Did you know that Canberra's own Pialligo Farm Estate just won Australia's BEST Artisan Bacon at Australian Bacon Week? They very kindly gifted me a package to try and after tasting it, I can honestly say that the honour was well deserved indeed.
The bacon had a lovely smokey kiss, without being overpowering. The flavour was sweet and the bacon cooked up beautifully, not soggy at all just nice and crispy- yummo!



Plain old fried eggs and bacon seemed a bit prosaic for such an auspicious bacon, so I decided to give myself a real treat. BLT with a twist, actually a BLAT- Bacon, Lettuce, Avocado and Tomato. Just one extra ingredient, but so much extra yum!

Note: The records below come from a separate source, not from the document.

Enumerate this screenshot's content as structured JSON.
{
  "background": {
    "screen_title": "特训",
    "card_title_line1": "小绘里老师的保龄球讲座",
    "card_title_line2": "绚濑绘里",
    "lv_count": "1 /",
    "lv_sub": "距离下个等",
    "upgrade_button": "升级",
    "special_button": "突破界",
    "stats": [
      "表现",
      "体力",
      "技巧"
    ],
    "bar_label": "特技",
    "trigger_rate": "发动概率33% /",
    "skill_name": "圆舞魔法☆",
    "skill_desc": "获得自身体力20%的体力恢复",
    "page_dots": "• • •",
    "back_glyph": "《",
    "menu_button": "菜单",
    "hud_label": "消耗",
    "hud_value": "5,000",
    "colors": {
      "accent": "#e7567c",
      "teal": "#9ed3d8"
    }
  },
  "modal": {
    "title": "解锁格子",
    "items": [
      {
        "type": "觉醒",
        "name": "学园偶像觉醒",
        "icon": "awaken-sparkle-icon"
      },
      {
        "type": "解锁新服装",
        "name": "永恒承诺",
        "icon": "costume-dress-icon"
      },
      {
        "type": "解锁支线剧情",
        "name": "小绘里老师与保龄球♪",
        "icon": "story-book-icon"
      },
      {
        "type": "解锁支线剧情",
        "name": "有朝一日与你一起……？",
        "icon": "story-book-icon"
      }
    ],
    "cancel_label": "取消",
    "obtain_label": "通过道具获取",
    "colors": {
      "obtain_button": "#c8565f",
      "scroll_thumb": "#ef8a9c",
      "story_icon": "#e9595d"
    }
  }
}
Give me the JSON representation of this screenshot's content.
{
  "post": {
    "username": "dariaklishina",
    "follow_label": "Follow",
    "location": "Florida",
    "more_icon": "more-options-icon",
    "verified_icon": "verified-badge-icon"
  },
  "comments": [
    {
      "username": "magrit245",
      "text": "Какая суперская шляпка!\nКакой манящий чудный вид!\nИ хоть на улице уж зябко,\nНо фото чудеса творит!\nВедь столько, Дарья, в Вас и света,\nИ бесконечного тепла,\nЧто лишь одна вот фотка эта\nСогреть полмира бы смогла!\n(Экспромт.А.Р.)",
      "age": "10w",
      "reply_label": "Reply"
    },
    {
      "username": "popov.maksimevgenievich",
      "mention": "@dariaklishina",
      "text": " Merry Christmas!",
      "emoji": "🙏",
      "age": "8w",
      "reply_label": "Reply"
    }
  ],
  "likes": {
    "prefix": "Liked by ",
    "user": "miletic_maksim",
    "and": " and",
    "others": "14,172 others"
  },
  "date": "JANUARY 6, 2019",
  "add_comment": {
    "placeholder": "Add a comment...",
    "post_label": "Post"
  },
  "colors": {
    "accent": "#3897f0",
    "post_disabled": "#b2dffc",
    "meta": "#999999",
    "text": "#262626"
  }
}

Obviously this Sandwich is fairly self explanatory, but just in case you've never heard of one of the best sandwiches in the world, this is how it goes...


The BLAT- a Technical Explanation

Now this is very important indeed... There is a very specific way to assemble a proper BLAT. If it's not done just right you will end up with a disaster- still tasty, but a real mess. Just follow me and I'll explain it as we go....

Bacon- preferably the best in Australia of course :)
Lettuce- I prefer Iceburg as it's got a nice crunch
Avocado
Tomato
then
gluten free Bread or Bread Roll
Mayonnaise or Garlic Aioli
Salt and Pepper to taste


Assemble cold ingredients- nice thick slices of tomato, whole leaves of lettuce- if you shred them they're not as crunchy, and slice the avocado as well




Pop the bacon on to fry




While toasting the bread- I like my bread to be warmed through but only toasted on the inside. Most cafes just pop the complete sandwich under a press and heat it that way, it's certainly a bit easier but not as perfect




Cook the bacon to desired degree of doneness- I like it still soft, but with a bit of crispiness on the edges




Smear aioli generously on warm toasty bread- this acts as a yummy barrier that stops any stray juices from soaking and sogging up the bread




Layer on the tomatoes- don't forget to season. These act as a nice solid base to keep the structural integrity intact




Next the Avocado- putting this on now means the seasoning from the tomatoes will stick to them as well and avoid it being too salty by seasoning twice. They also have just the right amount of 'give' when you take each bite, very necessary for sandwich satisfaction




Now the star of the show, BACON! A double layer is best for perfect bacon-to-everythingelse-ratio
Too little and you don't get the full benefit of the smokey, fatty goodness; and too much and the other ingredients don't get a chance to add the right amount of acidity and creaminess that will show off the bacon to it's best




Finally, the Lettuce- it needs to be on top. If it's on the bottom or in the middle, when you bite down it might slip away and break the whole stack. Not Good. Not good at all




The last piece of the perfect puzzle is the other bit of Bread. The yummy, sticky aioli grabs hold of the lettuce, and I find that the downward pressure when you grip a sandwich, means the lettuce is kept firmly in place and doesn't go slip sliding away




Perfect!
Eat while the bread is still warm, the tomato still cold, and the aioli melts just a little....Mmmm.....


So Dear Readers, did you know it was so technical to make a sandwich, and have you tried Pialligo Estate Bacon yet?


Thanks guys for my packet of deliciousness, and to find out more about Australia's Best Artisan Bacon, check them out here:
@pialligoestate #bacon, #baconweek
 Twitter @pialligoestate Facebook https://www.facebook.com/PialligoEstate Pinterest http://www.pinterest.com/pialligoestate/ Instagram http://instagram.com/pialligoestate or their blog http://pialligo.estate/2014/06/15/pialligo-estate-and-farm-1-winter-2014/